Input |
_____
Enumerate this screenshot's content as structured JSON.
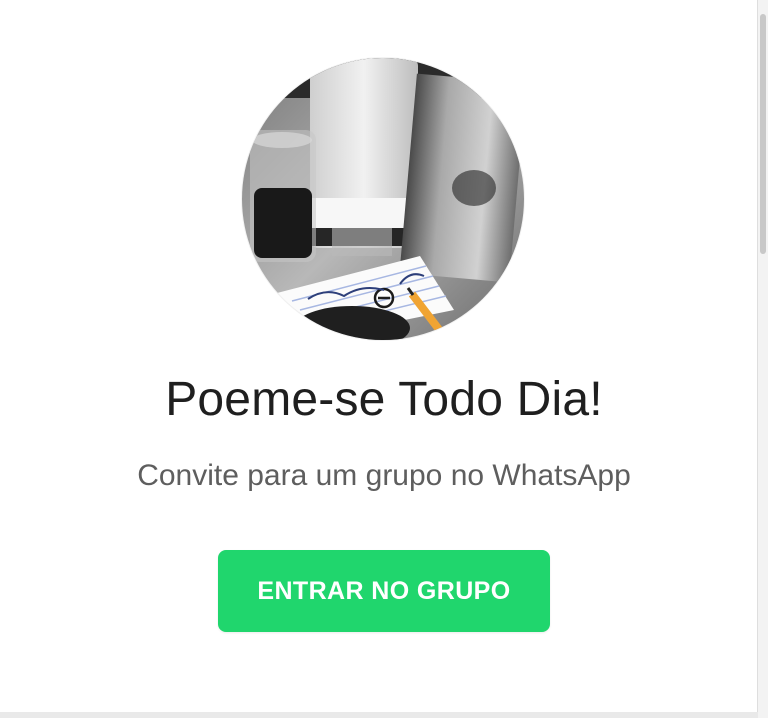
{
  "invite": {
    "group_name": "Poeme-se Todo Dia!",
    "subtitle": "Convite para um grupo no WhatsApp",
    "join_button_label": "ENTRAR NO GRUPO",
    "avatar_icon": "group-photo-icon"
  },
  "colors": {
    "accent": "#20d66d",
    "title": "#1f1f1f",
    "subtitle": "#5e5e5e",
    "background": "#ffffff"
  }
}
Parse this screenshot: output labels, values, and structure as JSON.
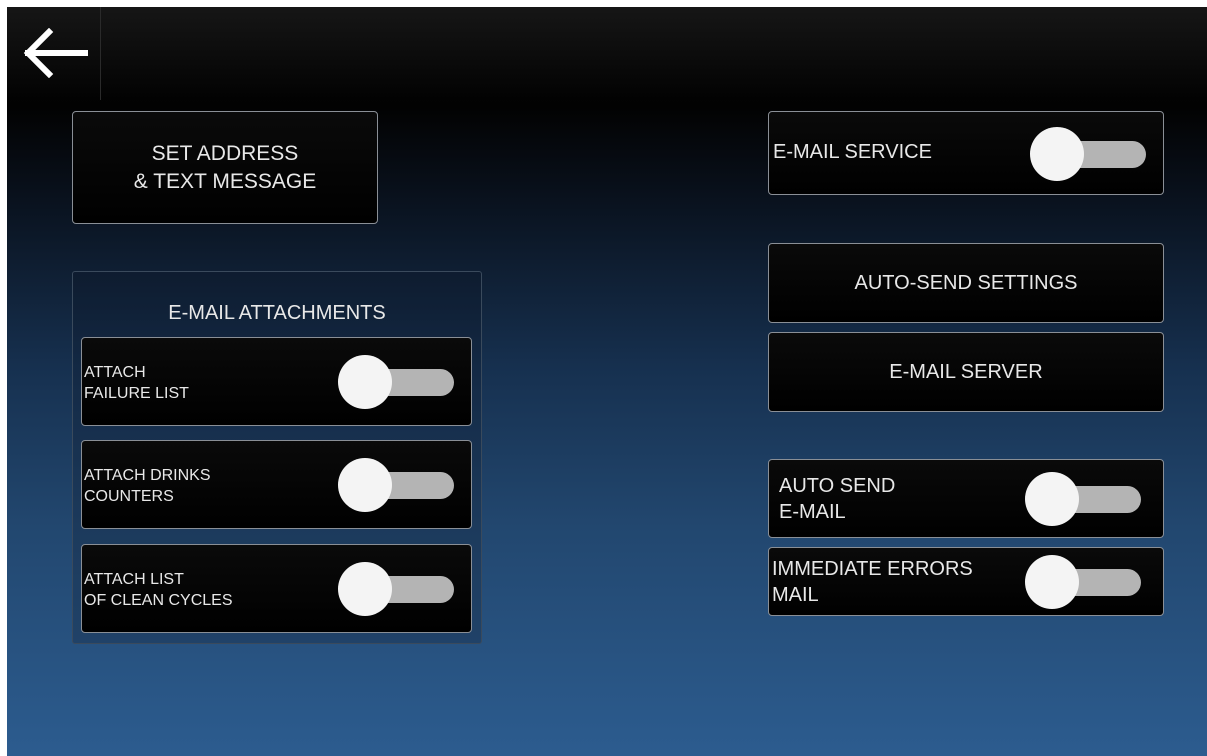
{
  "header": {
    "back_icon": "arrow-left-icon"
  },
  "buttons": {
    "set_address_line1": "SET ADDRESS",
    "set_address_line2": "& TEXT MESSAGE",
    "auto_send_settings": "AUTO-SEND SETTINGS",
    "email_server": "E-MAIL SERVER"
  },
  "attachments": {
    "title": "E-MAIL ATTACHMENTS",
    "items": [
      {
        "line1": "ATTACH",
        "line2": "FAILURE LIST",
        "on": false
      },
      {
        "line1": "ATTACH DRINKS",
        "line2": "COUNTERS",
        "on": false
      },
      {
        "line1": "ATTACH LIST",
        "line2": "OF CLEAN CYCLES",
        "on": false
      }
    ]
  },
  "email_service": {
    "label": "E-MAIL SERVICE",
    "on": false
  },
  "auto_send_email": {
    "line1": "AUTO SEND",
    "line2": "E-MAIL",
    "on": false
  },
  "immediate_errors": {
    "line1": "IMMEDIATE ERRORS",
    "line2": "MAIL",
    "on": false
  },
  "colors": {
    "switch_track": "#b4b4b4",
    "switch_knob": "#f4f4f4",
    "button_border": "#8a8f96"
  }
}
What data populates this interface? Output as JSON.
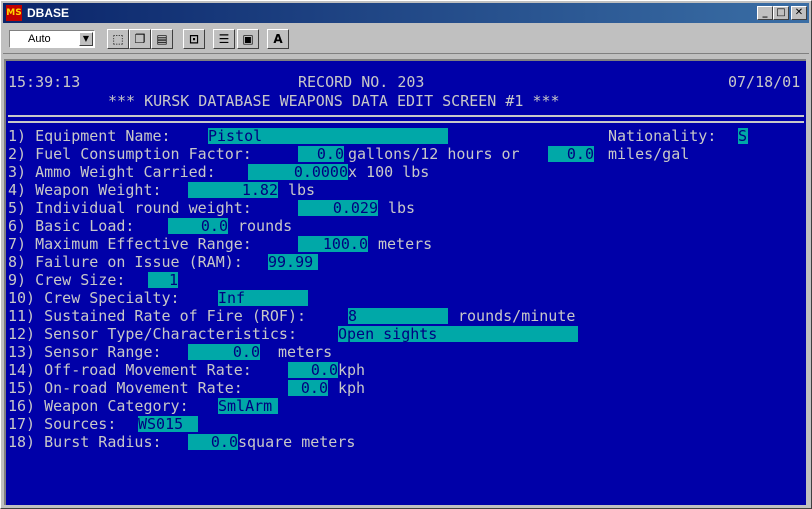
{
  "window": {
    "title": "DBASE",
    "app_icon": "MS",
    "controls": {
      "minimize": "_",
      "maximize": "□",
      "close": "✕"
    }
  },
  "toolbar": {
    "font_size_value": "Auto",
    "buttons": [
      "select-icon",
      "copy-icon",
      "paste-icon",
      "fullscreen-icon",
      "properties-icon",
      "background-icon",
      "font-icon"
    ],
    "font_button_label": "A"
  },
  "header": {
    "time": "15:39:13",
    "record": "RECORD NO. 203",
    "date": "07/18/01",
    "subtitle": "*** KURSK DATABASE WEAPONS DATA EDIT SCREEN #1 ***"
  },
  "nationality": {
    "label": "Nationality:",
    "value": "S"
  },
  "fields": [
    {
      "label": "1) Equipment Name:",
      "value": "Pistol"
    },
    {
      "label": "2) Fuel Consumption Factor:",
      "value": "0.0",
      "unit": "gallons/12 hours or",
      "value2": "0.0",
      "unit2": "miles/gal"
    },
    {
      "label": "3) Ammo Weight Carried:",
      "value": "0.0000",
      "unit": "x 100 lbs"
    },
    {
      "label": "4) Weapon Weight:",
      "value": "1.82",
      "unit": "lbs"
    },
    {
      "label": "5) Individual round weight:",
      "value": "0.029",
      "unit": "lbs"
    },
    {
      "label": "6) Basic Load:",
      "value": "0.0",
      "unit": "rounds"
    },
    {
      "label": "7) Maximum Effective Range:",
      "value": "100.0",
      "unit": "meters"
    },
    {
      "label": "8) Failure on Issue (RAM):",
      "value": "99.99"
    },
    {
      "label": "9) Crew Size:",
      "value": "1"
    },
    {
      "label": "10) Crew Specialty:",
      "value": "Inf"
    },
    {
      "label": "11) Sustained Rate of Fire (ROF):",
      "value": "8",
      "unit": "rounds/minute"
    },
    {
      "label": "12) Sensor Type/Characteristics:",
      "value": "Open sights"
    },
    {
      "label": "13) Sensor Range:",
      "value": "0.0",
      "unit": "meters"
    },
    {
      "label": "14) Off-road Movement Rate:",
      "value": "0.0",
      "unit": "kph"
    },
    {
      "label": "15) On-road Movement Rate:",
      "value": "0.0",
      "unit": "kph"
    },
    {
      "label": "16) Weapon Category:",
      "value": "SmlArm"
    },
    {
      "label": "17) Sources:",
      "value": "WS015"
    },
    {
      "label": "18) Burst Radius:",
      "value": "0.0",
      "unit": "square meters"
    }
  ]
}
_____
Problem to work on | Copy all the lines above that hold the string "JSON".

Output below |
Enumerate this screenshot's content as structured JSON.
Parse this screenshot: output labels, values, and structure as JSON.
What data populates this interface? Output as JSON.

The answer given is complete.